Palestinian nonviolent efforts over the years have also been thwarted. My cousin, a nonviolent activist and Jerusalem native named Mubarak Awad, was deported by the Yitzhak Shamir government in 1996. I know the Boycott, Divestment, Sanctions movement is controversial in the U.S., but it should not be. Boycott efforts are nonviolent. And yet, boycott efforts internationally are fought with false claims of being antisemitic. Various U.S. states have passed anti-American laws (possibly violative of the First Amendment guarantees) that ban boycotts and punish those who support the BDS movement. This Palestinian civil society’s nonviolent response was inspired by the South African resistance to apartheid. There are many more instances of Palestinian attempts at nonviolence, including by some of my heroes like Issa Amro from Hebron and Sami Awad from Bethlehem. They are regularly harassed by Jewish settlers and at times by Israeli security.

Peter Beinart has cited examples of nonviolence in a detailed article in The New York Times. Both political and nonviolent activities are restricted by Israel, which has refused to deal with a 75-year-old refugee crisis it has caused, a 56-year occupation its troops are maintaining, and a 16-year unauthorized siege of Gaza. In the meantime, the Israeli army’s almost daily shooting of Palestinians and protecting Jewish settler pogroms have become unbearable, including to many Israelis and American Jews.

Even attempting to follow the international legal remedies has failed to produce any tangible results. The U.S. has even opposed the International Criminal Court in the Hague’s addressing legitimate documented Palestinian charges of apartheid and the illegal Jewish-only colonial settlement enterprise, while speeding up cases against Russian crimes in Ukraine.

But for right now, the most urgent call is for the respect of the law of war as set out by international treaties and entrusted to the International Committee for the Red Cross and U.N. member states. The U.S. must call for an end to indiscriminate attacks (an Israeli army spokesman admitted that their attacks are aimed at damage, not accuracy), for avoidance of civilians, and the provision of a humanitarian corridor. The internationally banned white phosphorus should not be allowed to be used by Israel, as has been documented and condemned by Human Rights Watch. Hamas should be strongly encouraged to release noncombatant hostages immediately and to refrain from its own indiscriminate rockets, even though over a thousand Palestinian civilians are held without charge or trial.

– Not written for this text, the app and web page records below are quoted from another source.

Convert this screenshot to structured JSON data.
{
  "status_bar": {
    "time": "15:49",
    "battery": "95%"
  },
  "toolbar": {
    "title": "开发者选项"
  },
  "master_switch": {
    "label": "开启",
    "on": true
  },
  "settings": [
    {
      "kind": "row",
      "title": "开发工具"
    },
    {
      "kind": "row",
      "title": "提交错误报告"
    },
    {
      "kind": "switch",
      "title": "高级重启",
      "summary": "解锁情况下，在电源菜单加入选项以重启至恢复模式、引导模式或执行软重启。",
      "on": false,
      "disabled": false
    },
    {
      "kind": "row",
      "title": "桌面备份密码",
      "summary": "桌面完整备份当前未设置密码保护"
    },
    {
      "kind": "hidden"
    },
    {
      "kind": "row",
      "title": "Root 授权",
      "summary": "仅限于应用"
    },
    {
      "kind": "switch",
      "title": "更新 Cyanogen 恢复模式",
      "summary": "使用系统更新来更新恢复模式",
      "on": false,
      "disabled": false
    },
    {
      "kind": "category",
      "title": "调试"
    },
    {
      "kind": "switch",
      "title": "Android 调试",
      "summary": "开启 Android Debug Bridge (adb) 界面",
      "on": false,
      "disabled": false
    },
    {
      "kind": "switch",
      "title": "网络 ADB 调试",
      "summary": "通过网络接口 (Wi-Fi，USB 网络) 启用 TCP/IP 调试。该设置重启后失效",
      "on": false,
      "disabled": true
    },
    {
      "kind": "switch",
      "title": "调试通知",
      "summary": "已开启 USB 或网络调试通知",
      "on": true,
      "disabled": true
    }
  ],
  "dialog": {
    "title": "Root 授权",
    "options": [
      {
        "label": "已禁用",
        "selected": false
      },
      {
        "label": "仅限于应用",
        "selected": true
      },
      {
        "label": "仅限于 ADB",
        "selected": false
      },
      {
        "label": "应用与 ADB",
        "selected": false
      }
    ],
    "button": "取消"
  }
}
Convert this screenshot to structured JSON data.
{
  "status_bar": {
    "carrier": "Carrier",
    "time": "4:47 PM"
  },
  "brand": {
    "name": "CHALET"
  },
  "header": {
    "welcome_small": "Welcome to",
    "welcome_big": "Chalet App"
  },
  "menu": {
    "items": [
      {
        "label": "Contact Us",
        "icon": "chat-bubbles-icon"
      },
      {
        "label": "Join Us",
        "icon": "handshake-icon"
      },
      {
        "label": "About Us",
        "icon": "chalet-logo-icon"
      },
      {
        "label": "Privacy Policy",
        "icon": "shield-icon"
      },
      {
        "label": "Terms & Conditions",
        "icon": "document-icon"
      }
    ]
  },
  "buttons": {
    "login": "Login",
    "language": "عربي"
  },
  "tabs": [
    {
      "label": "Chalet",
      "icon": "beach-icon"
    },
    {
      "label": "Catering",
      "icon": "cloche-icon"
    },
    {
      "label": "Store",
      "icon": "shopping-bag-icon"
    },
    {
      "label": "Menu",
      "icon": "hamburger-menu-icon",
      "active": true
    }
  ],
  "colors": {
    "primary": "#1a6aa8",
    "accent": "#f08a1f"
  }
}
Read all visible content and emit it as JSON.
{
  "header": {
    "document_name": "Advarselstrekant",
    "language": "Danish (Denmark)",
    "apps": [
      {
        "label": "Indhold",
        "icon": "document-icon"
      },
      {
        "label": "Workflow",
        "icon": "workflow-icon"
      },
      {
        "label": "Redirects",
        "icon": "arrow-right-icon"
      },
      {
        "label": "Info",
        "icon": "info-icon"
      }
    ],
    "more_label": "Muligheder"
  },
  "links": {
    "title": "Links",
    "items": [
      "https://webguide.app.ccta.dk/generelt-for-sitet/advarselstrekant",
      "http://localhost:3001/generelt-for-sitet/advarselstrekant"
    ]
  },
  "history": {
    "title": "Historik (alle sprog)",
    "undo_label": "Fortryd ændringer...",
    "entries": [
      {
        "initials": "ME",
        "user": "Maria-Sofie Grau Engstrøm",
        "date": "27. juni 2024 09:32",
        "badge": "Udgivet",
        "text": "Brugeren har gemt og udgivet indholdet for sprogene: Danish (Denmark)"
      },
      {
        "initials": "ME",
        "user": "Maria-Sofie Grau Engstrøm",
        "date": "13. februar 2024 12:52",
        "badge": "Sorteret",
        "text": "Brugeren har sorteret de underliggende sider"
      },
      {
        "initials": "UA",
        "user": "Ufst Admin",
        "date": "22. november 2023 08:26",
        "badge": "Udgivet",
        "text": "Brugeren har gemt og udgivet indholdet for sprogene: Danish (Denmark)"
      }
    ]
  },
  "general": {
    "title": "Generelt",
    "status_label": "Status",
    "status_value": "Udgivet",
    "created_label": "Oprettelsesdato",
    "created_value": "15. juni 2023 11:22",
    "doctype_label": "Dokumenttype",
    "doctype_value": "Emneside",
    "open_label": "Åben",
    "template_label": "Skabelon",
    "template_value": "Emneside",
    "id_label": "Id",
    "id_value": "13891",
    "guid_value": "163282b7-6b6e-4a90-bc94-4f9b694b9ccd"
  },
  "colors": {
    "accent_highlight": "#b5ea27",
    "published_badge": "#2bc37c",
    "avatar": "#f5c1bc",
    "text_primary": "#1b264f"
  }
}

Once a cease-fire is reached, the sooner the better for saving lives and reasserting hope in international law, serious efforts must be exerted to find a political solution that can lead to the end of occupation and the creation of a democratic and independent Palestinian state alongside a safe Israel. In this regard, the U.S. president (whose rights in this area are exclusive) should instruct his representative at the U.N. not to oppose a call for recognizing Palestine as a full member of the U.N. with the goal of pushing representatives of the state of Palestine—President Mahmoud Abbas and his team—to negotiate with their Israeli counterparts on all issues of becoming good neighbors. There is no issue more in sync with America’s principles than that.